Last summer, students, refugees, academics, and practitioners from different nations and disciplines came together to explore the complexity of migration, the problems around it, and alternatives to current practices in policy and society at the RUG. The summer school ‘Migration Matters’ resulted in three concrete student initiatives to improve the lives of refugees.
Many hope that Donald Trump will behave appropriately now that he is president –arguably the most powerful position on earth. Research, however, shows that power usually increases the correspondence between people’s internal beliefs, states and traits and their behavior. In Trump’s case this could potentially be unfortunate news.

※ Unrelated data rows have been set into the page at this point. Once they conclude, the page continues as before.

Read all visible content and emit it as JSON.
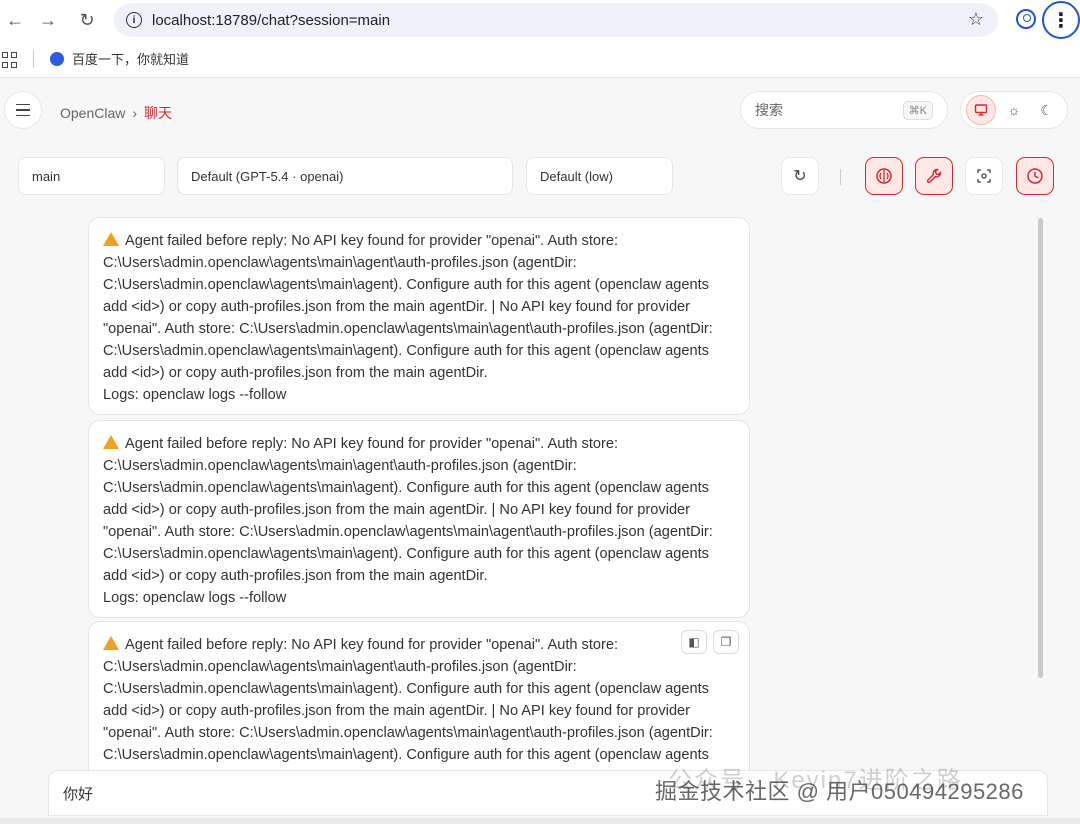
{
  "browser": {
    "url": "localhost:18789/chat?session=main",
    "bookmark_label": "百度一下，你就知道"
  },
  "header": {
    "brand": "OpenClaw",
    "separator": "›",
    "current": "聊天",
    "search_placeholder": "搜索",
    "search_shortcut": "⌘K"
  },
  "toolbar": {
    "session": "main",
    "model": "Default (GPT-5.4 · openai)",
    "thinking": "Default (low)"
  },
  "messages": [
    {
      "text": "Agent failed before reply: No API key found for provider \"openai\". Auth store: C:\\Users\\admin.openclaw\\agents\\main\\agent\\auth-profiles.json (agentDir: C:\\Users\\admin.openclaw\\agents\\main\\agent). Configure auth for this agent (openclaw agents add <id>) or copy auth-profiles.json from the main agentDir. | No API key found for provider \"openai\". Auth store: C:\\Users\\admin.openclaw\\agents\\main\\agent\\auth-profiles.json (agentDir: C:\\Users\\admin.openclaw\\agents\\main\\agent). Configure auth for this agent (openclaw agents add <id>) or copy auth-profiles.json from the main agentDir.",
      "logs": "Logs: openclaw logs --follow"
    },
    {
      "text": "Agent failed before reply: No API key found for provider \"openai\". Auth store: C:\\Users\\admin.openclaw\\agents\\main\\agent\\auth-profiles.json (agentDir: C:\\Users\\admin.openclaw\\agents\\main\\agent). Configure auth for this agent (openclaw agents add <id>) or copy auth-profiles.json from the main agentDir. | No API key found for provider \"openai\". Auth store: C:\\Users\\admin.openclaw\\agents\\main\\agent\\auth-profiles.json (agentDir: C:\\Users\\admin.openclaw\\agents\\main\\agent). Configure auth for this agent (openclaw agents add <id>) or copy auth-profiles.json from the main agentDir.",
      "logs": "Logs: openclaw logs --follow"
    },
    {
      "text": "Agent failed before reply: No API key found for provider \"openai\". Auth store: C:\\Users\\admin.openclaw\\agents\\main\\agent\\auth-profiles.json (agentDir: C:\\Users\\admin.openclaw\\agents\\main\\agent). Configure auth for this agent (openclaw agents add <id>) or copy auth-profiles.json from the main agentDir. | No API key found for provider \"openai\". Auth store: C:\\Users\\admin.openclaw\\agents\\main\\agent\\auth-profiles.json (agentDir: C:\\Users\\admin.openclaw\\agents\\main\\agent). Configure auth for this agent (openclaw agents add",
      "logs": ""
    }
  ],
  "composer": {
    "value": "你好"
  },
  "watermark": {
    "line1": "公众号 · Kevin7进阶之路",
    "line2": "掘金技术社区 @ 用户050494295286"
  },
  "colors": {
    "accent": "#d6282f",
    "warning": "#f0a020"
  }
}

We all know that we test theories by subjecting them to experimental test, allowing us to potentially falsify hypotheses. But where do theories come from? A realist philosophy of science, and the method of retroduction, allows us to use empirical evidence, even from “failed” experiments, to generate as well as test theory.

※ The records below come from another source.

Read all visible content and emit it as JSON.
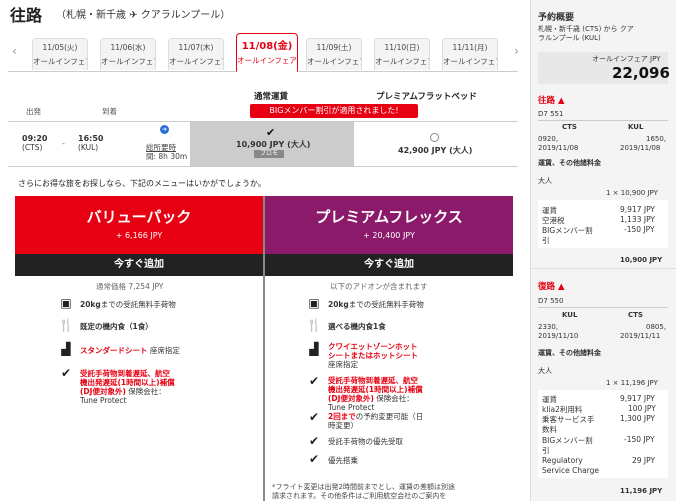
{
  "header": {
    "title": "往路",
    "route": "（札幌・新千歳 ✈ クアラルンプール）"
  },
  "date_tabs": [
    {
      "date": "11/05(火)",
      "fare": "オールインフェア"
    },
    {
      "date": "11/06(水)",
      "fare": "オールインフェア"
    },
    {
      "date": "11/07(木)",
      "fare": "オールインフェア"
    },
    {
      "date": "11/08(金)",
      "fare": "オールインフェア"
    },
    {
      "date": "11/09(土)",
      "fare": "オールインフェア"
    },
    {
      "date": "11/10(日)",
      "fare": "オールインフェア"
    },
    {
      "date": "11/11(月)",
      "fare": "オールインフェア"
    }
  ],
  "arrows": {
    "prev": "‹",
    "next": "›"
  },
  "fares": {
    "standard": "通常運賃",
    "premium": "プレミアムフラットベッド",
    "big_banner": "BIGメンバー割引が適用されました!",
    "depart_col": "出発",
    "arrive_col": "到着",
    "dep_time": "09:20",
    "dep_code": "(CTS)",
    "arr_time": "16:50",
    "arr_code": "(KUL)",
    "arrow": "➜",
    "total_time_label": "総所要時",
    "total_time": "間: 8h 30m",
    "std_price": "10,900 JPY (大人)",
    "promo": "プロモ",
    "prem_price": "42,900 JPY (大人)"
  },
  "promo_question": "さらにお得な旅をお探しなら、下記のメニューはいかがでしょうか。",
  "value_pack": {
    "title": "バリューパック",
    "price": "+ 6,166 JPY",
    "add": "今すぐ追加",
    "normal_price": "通常価格 7,254 JPY",
    "f1a": "20kg",
    "f1b": "までの受託無料手荷物",
    "f2": "既定の機内食（1食）",
    "f3a": "スタンダードシート",
    "f3b": " 座席指定",
    "f4a": "受託手荷物到着遅延、航空",
    "f4b": "機出発遅延(1時間以上)補償",
    "f4c": "(DJ便対象外)",
    "f4d": " 保険会社：",
    "f4e": "Tune Protect"
  },
  "premium_flex": {
    "title": "プレミアムフレックス",
    "price": "+ 20,400 JPY",
    "add": "今すぐ追加",
    "sub": "以下のアドオンが含まれます",
    "f1a": "20kg",
    "f1b": "までの受託無料手荷物",
    "f2": "選べる機内食1食",
    "f3a": "クワイエットゾーンホット",
    "f3b": "シートまたはホットシート",
    "f3c": "座席指定",
    "f4a": "受託手荷物到着遅延、航空",
    "f4b": "機出発遅延(1時間以上)補償",
    "f4c": "(DJ便対象外)",
    "f4d": " 保険会社：",
    "f4e": "Tune Protect",
    "f5a": "2回まで",
    "f5b": "の予約変更可能（日",
    "f5c": "時変更）",
    "f6": "受託手荷物の優先受取",
    "f7": "優先搭乗",
    "note1": "*フライト変更は出発2時間前までとし、運賃の差額は別途",
    "note2": "請求されます。その他条件はご利用航空会社のご案内を"
  },
  "summary": {
    "title": "予約概要",
    "route": "札幌・新千歳 (CTS) から クア",
    "route2": "ラルンプール (KUL)",
    "allin": "オールインフェア JPY",
    "total": "22,096",
    "out_label": "往路 ▲",
    "out_flight": "D7 551",
    "out_from": "CTS",
    "out_to": "KUL",
    "out_dep_t": "0920,",
    "out_dep_d": "2019/11/08",
    "out_arr_t": "1650,",
    "out_arr_d": "2019/11/08",
    "fare_heading": "運賃、その他諸料金",
    "adult": "大人",
    "out_adult_line": "1 × 10,900 JPY",
    "out_items": [
      {
        "label": "運賃",
        "value": "9,917 JPY"
      },
      {
        "label": "空港税",
        "value": "1,133 JPY"
      },
      {
        "label": "BIGメンバー割",
        "value": "-150 JPY"
      },
      {
        "label": "引",
        "value": ""
      }
    ],
    "out_total": "10,900 JPY",
    "ret_label": "復路 ▲",
    "ret_flight": "D7 550",
    "ret_from": "KUL",
    "ret_to": "CTS",
    "ret_dep_t": "2330,",
    "ret_dep_d": "2019/11/10",
    "ret_arr_t": "0805,",
    "ret_arr_d": "2019/11/11",
    "ret_adult_line": "1 × 11,196 JPY",
    "ret_items": [
      {
        "label": "運賃",
        "value": "9,917 JPY"
      },
      {
        "label": "klia2利用料",
        "value": "100 JPY"
      },
      {
        "label": "乗客サービス手",
        "value": "1,300 JPY"
      },
      {
        "label": "数料",
        "value": ""
      },
      {
        "label": "BIGメンバー割",
        "value": "-150 JPY"
      },
      {
        "label": "引",
        "value": ""
      },
      {
        "label": "Regulatory",
        "value": "29 JPY"
      },
      {
        "label": "Service Charge",
        "value": ""
      }
    ],
    "ret_total": "11,196 JPY"
  },
  "colors": {
    "accent": "#e60012",
    "purple": "#8b1a6b",
    "dark": "#222222"
  }
}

The importance of whether students believe in their ability to become smarter (i.e., “mindsets”) in helping students to realize their learning potential is increasingly gaining mainstream attention. But what does it mean to have a certain kind of mindset, how does it develop, and how can it be changed? I discuss a new way of thinking about the nature of mindsets that emphasizes the contextualized nature of mindsets, and that changes the way that we can answer these questions.
Network analysis enables researchers to visualize the relations between people, objects, and concepts. Here, Dr. Bringmann shows how the technique can be generalized to psychopathology: the complex constellation of symptoms that co-occur with Major Depression can be mapped, and the map itself can be analyzed. This then illustrates an emerging approach to understanding psychopathology.
About one year ago, I received a message from Mrs. M.’s neurosurgeon: “Stefanie, are you ready to attend a surgery this Saturday?” This truly extraordinary experience showed me once again the impact of executive dysfunctions and how they can abruptly turn one’s whole life upside-down.
One Monday in mid-to-late January is said to be the most depressing day of the year. For the past 12 years, a Welsh psychologist has been associated with this day. He has become known as the brain behind Blue Monday, allegedly developing the formula used to calculate the date. But what is the real story, and how has it developed over time?
Every quarter, we share articles published in the BCN Newsletter and we are happy today to share an interview with Dr. Simone Sprenger, Assistant Professor at the Faculty of Arts, who studies language perception and bilingualism. The interview was conducted and written by Améie la Roi, PhD candidate in linguistics.